__Data records__:
^^^^^^^^^^^^^^^^
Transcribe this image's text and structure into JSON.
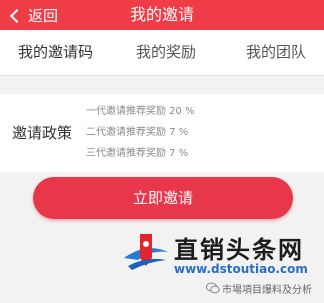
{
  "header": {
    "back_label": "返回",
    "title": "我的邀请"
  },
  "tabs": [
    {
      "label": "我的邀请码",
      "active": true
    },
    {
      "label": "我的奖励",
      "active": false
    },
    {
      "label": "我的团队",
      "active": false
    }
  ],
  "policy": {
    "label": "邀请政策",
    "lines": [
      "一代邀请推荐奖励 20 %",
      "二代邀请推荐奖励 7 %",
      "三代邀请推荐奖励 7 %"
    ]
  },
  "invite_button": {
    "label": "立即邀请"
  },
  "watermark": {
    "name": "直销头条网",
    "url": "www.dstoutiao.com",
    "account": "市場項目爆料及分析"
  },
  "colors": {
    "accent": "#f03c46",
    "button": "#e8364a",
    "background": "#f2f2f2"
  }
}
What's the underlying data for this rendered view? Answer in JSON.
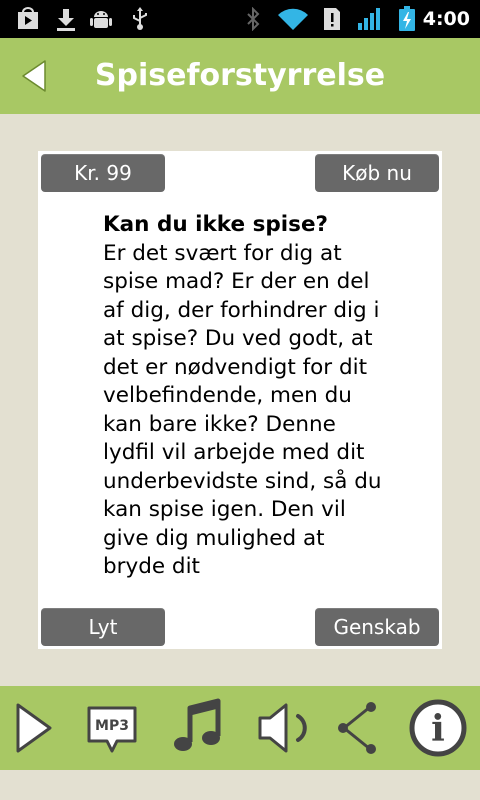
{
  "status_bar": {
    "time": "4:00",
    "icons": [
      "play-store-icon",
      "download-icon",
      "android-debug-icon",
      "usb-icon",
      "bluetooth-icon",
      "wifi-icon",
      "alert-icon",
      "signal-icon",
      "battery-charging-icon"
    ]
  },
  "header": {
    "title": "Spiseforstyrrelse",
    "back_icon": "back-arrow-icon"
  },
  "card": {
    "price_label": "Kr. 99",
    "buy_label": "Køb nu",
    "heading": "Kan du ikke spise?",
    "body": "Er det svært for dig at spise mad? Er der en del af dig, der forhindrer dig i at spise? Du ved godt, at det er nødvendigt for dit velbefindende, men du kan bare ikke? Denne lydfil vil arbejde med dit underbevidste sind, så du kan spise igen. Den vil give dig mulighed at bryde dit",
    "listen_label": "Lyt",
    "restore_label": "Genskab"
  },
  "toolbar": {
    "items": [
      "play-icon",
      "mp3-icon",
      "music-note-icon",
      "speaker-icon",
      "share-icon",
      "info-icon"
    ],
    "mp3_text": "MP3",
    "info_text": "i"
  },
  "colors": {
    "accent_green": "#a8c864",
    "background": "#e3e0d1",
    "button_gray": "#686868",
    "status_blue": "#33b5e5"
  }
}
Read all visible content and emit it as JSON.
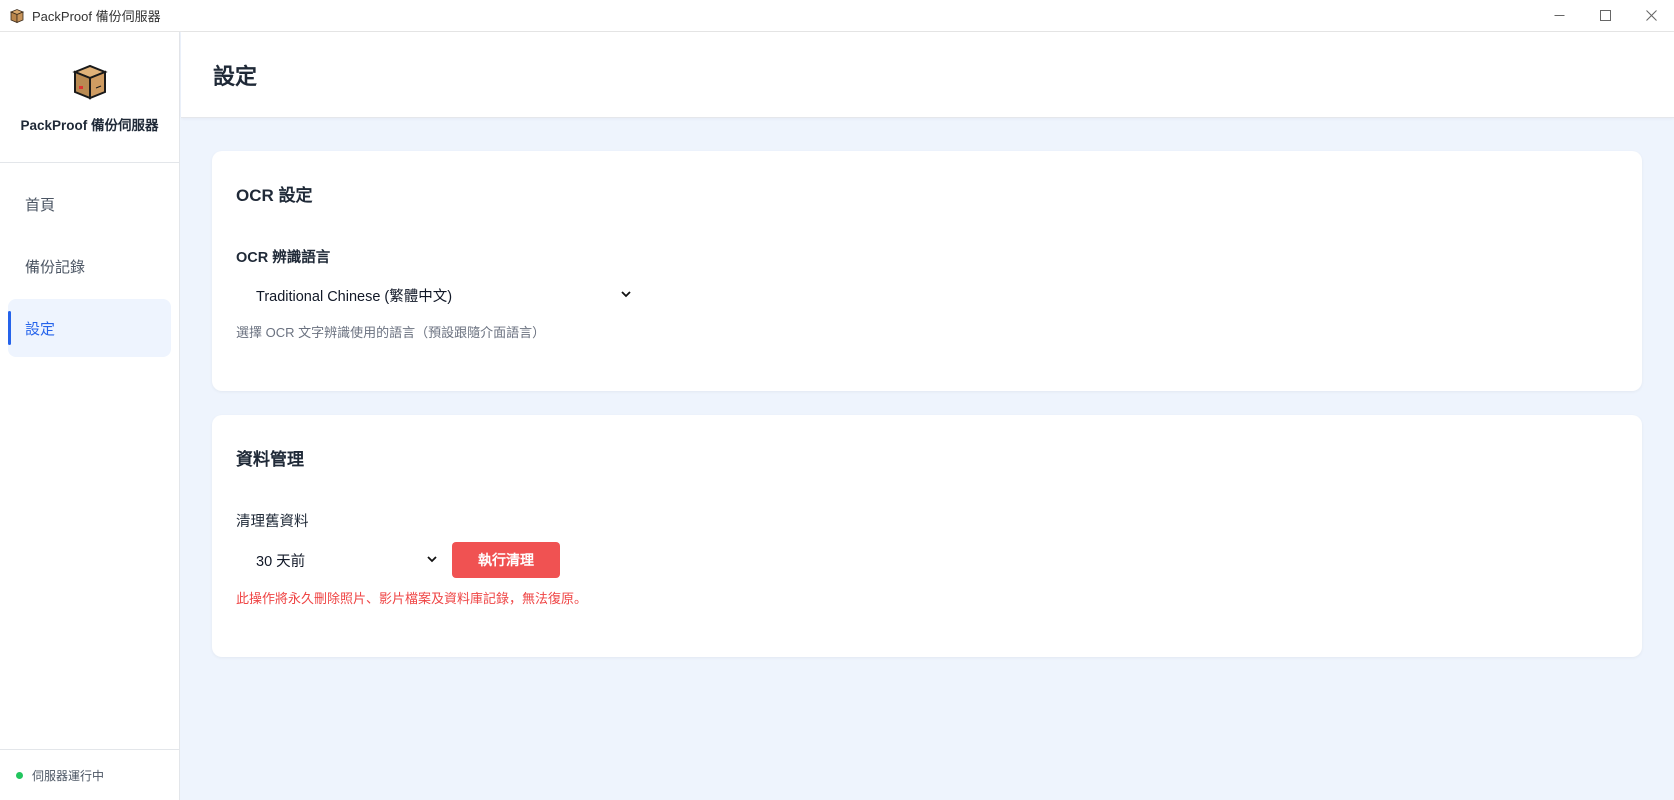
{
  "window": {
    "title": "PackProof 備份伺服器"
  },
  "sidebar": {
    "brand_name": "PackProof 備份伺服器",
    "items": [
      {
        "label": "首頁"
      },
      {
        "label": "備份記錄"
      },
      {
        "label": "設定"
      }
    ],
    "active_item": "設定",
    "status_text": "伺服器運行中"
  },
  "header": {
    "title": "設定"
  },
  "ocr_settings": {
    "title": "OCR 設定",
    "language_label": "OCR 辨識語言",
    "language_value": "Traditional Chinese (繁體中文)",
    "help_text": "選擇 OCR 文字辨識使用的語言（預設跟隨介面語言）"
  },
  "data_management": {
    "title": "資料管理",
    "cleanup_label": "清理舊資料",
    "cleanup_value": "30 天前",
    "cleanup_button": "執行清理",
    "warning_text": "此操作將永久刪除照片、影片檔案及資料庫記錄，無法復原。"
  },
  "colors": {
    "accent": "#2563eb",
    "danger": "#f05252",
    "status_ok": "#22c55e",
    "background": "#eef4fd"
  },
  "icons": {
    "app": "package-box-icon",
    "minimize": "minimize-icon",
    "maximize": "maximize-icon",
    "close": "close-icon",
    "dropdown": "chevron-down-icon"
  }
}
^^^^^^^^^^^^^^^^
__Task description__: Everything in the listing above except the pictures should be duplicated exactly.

__Answer box__:
Transcribe this image's text and structure into JSON.
{
  "header": {
    "back_label": "返回",
    "title": "我的邀请"
  },
  "tabs": [
    {
      "label": "我的邀请码",
      "active": true
    },
    {
      "label": "我的奖励",
      "active": false
    },
    {
      "label": "我的团队",
      "active": false
    }
  ],
  "policy": {
    "label": "邀请政策",
    "lines": [
      "一代邀请推荐奖励 20 %",
      "二代邀请推荐奖励 7 %",
      "三代邀请推荐奖励 7 %"
    ]
  },
  "invite_button": {
    "label": "立即邀请"
  },
  "watermark": {
    "name": "直销头条网",
    "url": "www.dstoutiao.com",
    "account": "市場項目爆料及分析"
  },
  "colors": {
    "accent": "#f03c46",
    "button": "#e8364a",
    "background": "#f2f2f2"
  }
}
What's the underlying data for this rendered view? Answer in JSON.
{
  "status_bar": {
    "time": "4:00",
    "icons": [
      "play-store-icon",
      "download-icon",
      "android-debug-icon",
      "usb-icon",
      "bluetooth-icon",
      "wifi-icon",
      "alert-icon",
      "signal-icon",
      "battery-charging-icon"
    ]
  },
  "header": {
    "title": "Spiseforstyrrelse",
    "back_icon": "back-arrow-icon"
  },
  "card": {
    "price_label": "Kr. 99",
    "buy_label": "Køb nu",
    "heading": "Kan du ikke spise?",
    "body": "Er det svært for dig at spise mad? Er der en del af dig, der forhindrer dig i at spise? Du ved godt, at det er nødvendigt for dit velbefindende, men du kan bare ikke? Denne lydfil vil arbejde med dit underbevidste sind, så du kan spise igen. Den vil give dig mulighed at bryde dit",
    "listen_label": "Lyt",
    "restore_label": "Genskab"
  },
  "toolbar": {
    "items": [
      "play-icon",
      "mp3-icon",
      "music-note-icon",
      "speaker-icon",
      "share-icon",
      "info-icon"
    ],
    "mp3_text": "MP3",
    "info_text": "i"
  },
  "colors": {
    "accent_green": "#a8c864",
    "background": "#e3e0d1",
    "button_gray": "#686868",
    "status_blue": "#33b5e5"
  }
}
Read all visible content and emit it as JSON.
{
  "window": {
    "title": "PackProof 備份伺服器"
  },
  "sidebar": {
    "brand_name": "PackProof 備份伺服器",
    "items": [
      {
        "label": "首頁"
      },
      {
        "label": "備份記錄"
      },
      {
        "label": "設定"
      }
    ],
    "active_item": "設定",
    "status_text": "伺服器運行中"
  },
  "header": {
    "title": "設定"
  },
  "ocr_settings": {
    "title": "OCR 設定",
    "language_label": "OCR 辨識語言",
    "language_value": "Traditional Chinese (繁體中文)",
    "help_text": "選擇 OCR 文字辨識使用的語言（預設跟隨介面語言）"
  },
  "data_management": {
    "title": "資料管理",
    "cleanup_label": "清理舊資料",
    "cleanup_value": "30 天前",
    "cleanup_button": "執行清理",
    "warning_text": "此操作將永久刪除照片、影片檔案及資料庫記錄，無法復原。"
  },
  "colors": {
    "accent": "#2563eb",
    "danger": "#f05252",
    "status_ok": "#22c55e",
    "background": "#eef4fd"
  },
  "icons": {
    "app": "package-box-icon",
    "minimize": "minimize-icon",
    "maximize": "maximize-icon",
    "close": "close-icon",
    "dropdown": "chevron-down-icon"
  }
}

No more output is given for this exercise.